Write out each entry word for word.

#### SUPPLIED MATERIAL ####

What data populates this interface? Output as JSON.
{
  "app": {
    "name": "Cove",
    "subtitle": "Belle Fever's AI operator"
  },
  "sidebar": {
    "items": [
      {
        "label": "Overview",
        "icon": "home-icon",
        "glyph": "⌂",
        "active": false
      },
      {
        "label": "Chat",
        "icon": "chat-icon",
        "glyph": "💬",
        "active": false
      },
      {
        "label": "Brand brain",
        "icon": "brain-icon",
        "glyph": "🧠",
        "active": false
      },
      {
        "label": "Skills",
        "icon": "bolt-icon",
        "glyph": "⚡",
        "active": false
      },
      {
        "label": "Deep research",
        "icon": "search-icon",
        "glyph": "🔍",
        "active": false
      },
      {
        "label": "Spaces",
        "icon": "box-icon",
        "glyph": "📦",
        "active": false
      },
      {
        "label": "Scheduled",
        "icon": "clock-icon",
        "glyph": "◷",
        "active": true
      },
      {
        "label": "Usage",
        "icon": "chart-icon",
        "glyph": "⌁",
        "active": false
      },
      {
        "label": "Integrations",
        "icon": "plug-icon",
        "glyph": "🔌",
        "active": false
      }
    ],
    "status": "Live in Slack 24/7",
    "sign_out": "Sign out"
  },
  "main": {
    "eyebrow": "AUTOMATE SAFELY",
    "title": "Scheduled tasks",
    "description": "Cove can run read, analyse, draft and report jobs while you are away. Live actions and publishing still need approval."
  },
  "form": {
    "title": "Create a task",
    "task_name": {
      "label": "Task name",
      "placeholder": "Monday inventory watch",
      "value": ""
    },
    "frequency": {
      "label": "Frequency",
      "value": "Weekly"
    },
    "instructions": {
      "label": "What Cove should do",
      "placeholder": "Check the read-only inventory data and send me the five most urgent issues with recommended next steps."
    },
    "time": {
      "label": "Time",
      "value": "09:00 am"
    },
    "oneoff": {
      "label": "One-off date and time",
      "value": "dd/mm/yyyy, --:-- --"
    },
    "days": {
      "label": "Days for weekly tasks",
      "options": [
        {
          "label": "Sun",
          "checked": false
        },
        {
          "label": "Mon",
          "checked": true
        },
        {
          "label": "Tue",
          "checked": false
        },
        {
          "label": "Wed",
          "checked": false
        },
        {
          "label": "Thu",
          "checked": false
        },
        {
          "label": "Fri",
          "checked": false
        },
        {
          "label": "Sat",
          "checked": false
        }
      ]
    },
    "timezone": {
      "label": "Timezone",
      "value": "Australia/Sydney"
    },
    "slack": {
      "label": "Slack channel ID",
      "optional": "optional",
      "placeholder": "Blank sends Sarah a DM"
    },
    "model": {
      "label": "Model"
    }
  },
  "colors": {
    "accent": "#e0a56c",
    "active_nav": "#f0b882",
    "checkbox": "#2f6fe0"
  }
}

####

- [FINISHED EXERCISE]:
What data populates this interface? Output as JSON.
{
  "app": {
    "name": "Cove",
    "subtitle": "Belle Fever's AI operator"
  },
  "sidebar": {
    "items": [
      {
        "label": "Overview",
        "icon": "home-icon",
        "glyph": "⌂",
        "active": false
      },
      {
        "label": "Chat",
        "icon": "chat-icon",
        "glyph": "💬",
        "active": false
      },
      {
        "label": "Brand brain",
        "icon": "brain-icon",
        "glyph": "🧠",
        "active": false
      },
      {
        "label": "Skills",
        "icon": "bolt-icon",
        "glyph": "⚡",
        "active": false
      },
      {
        "label": "Deep research",
        "icon": "search-icon",
        "glyph": "🔍",
        "active": false
      },
      {
        "label": "Spaces",
        "icon": "box-icon",
        "glyph": "📦",
        "active": false
      },
      {
        "label": "Scheduled",
        "icon": "clock-icon",
        "glyph": "◷",
        "active": true
      },
      {
        "label": "Usage",
        "icon": "chart-icon",
        "glyph": "⌁",
        "active": false
      },
      {
        "label": "Integrations",
        "icon": "plug-icon",
        "glyph": "🔌",
        "active": false
      }
    ],
    "status": "Live in Slack 24/7",
    "sign_out": "Sign out"
  },
  "main": {
    "eyebrow": "AUTOMATE SAFELY",
    "title": "Scheduled tasks",
    "description": "Cove can run read, analyse, draft and report jobs while you are away. Live actions and publishing still need approval."
  },
  "form": {
    "title": "Create a task",
    "task_name": {
      "label": "Task name",
      "placeholder": "Monday inventory watch",
      "value": ""
    },
    "frequency": {
      "label": "Frequency",
      "value": "Weekly"
    },
    "instructions": {
      "label": "What Cove should do",
      "placeholder": "Check the read-only inventory data and send me the five most urgent issues with recommended next steps."
    },
    "time": {
      "label": "Time",
      "value": "09:00 am"
    },
    "oneoff": {
      "label": "One-off date and time",
      "value": "dd/mm/yyyy, --:-- --"
    },
    "days": {
      "label": "Days for weekly tasks",
      "options": [
        {
          "label": "Sun",
          "checked": false
        },
        {
          "label": "Mon",
          "checked": true
        },
        {
          "label": "Tue",
          "checked": false
        },
        {
          "label": "Wed",
          "checked": false
        },
        {
          "label": "Thu",
          "checked": false
        },
        {
          "label": "Fri",
          "checked": false
        },
        {
          "label": "Sat",
          "checked": false
        }
      ]
    },
    "timezone": {
      "label": "Timezone",
      "value": "Australia/Sydney"
    },
    "slack": {
      "label": "Slack channel ID",
      "optional": "optional",
      "placeholder": "Blank sends Sarah a DM"
    },
    "model": {
      "label": "Model"
    }
  },
  "colors": {
    "accent": "#e0a56c",
    "active_nav": "#f0b882",
    "checkbox": "#2f6fe0"
  }
}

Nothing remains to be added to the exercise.